* Work order
Faithfully repeat each entry below, minus the pictures.
** Opening Listed records block **
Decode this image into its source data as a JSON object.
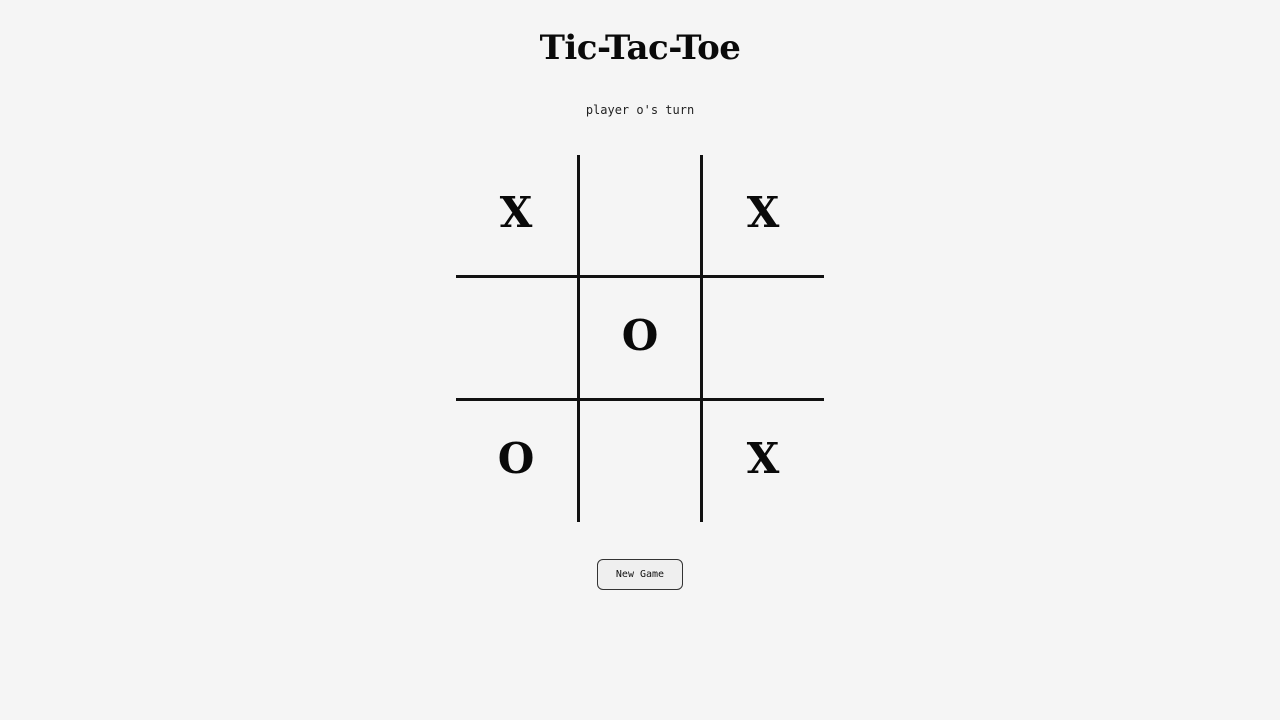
{
  "title": "Tic-Tac-Toe",
  "status": "player o's turn",
  "board": {
    "cells": [
      "X",
      "",
      "X",
      "",
      "O",
      "",
      "O",
      "",
      "X"
    ]
  },
  "new_game_label": "New Game"
}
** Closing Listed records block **
* Exercise response
Decode this image into its source data as a JSON object.
{
  "title": "Tic-Tac-Toe",
  "status": "player o's turn",
  "board": {
    "cells": [
      "X",
      "",
      "X",
      "",
      "O",
      "",
      "O",
      "",
      "X"
    ]
  },
  "new_game_label": "New Game"
}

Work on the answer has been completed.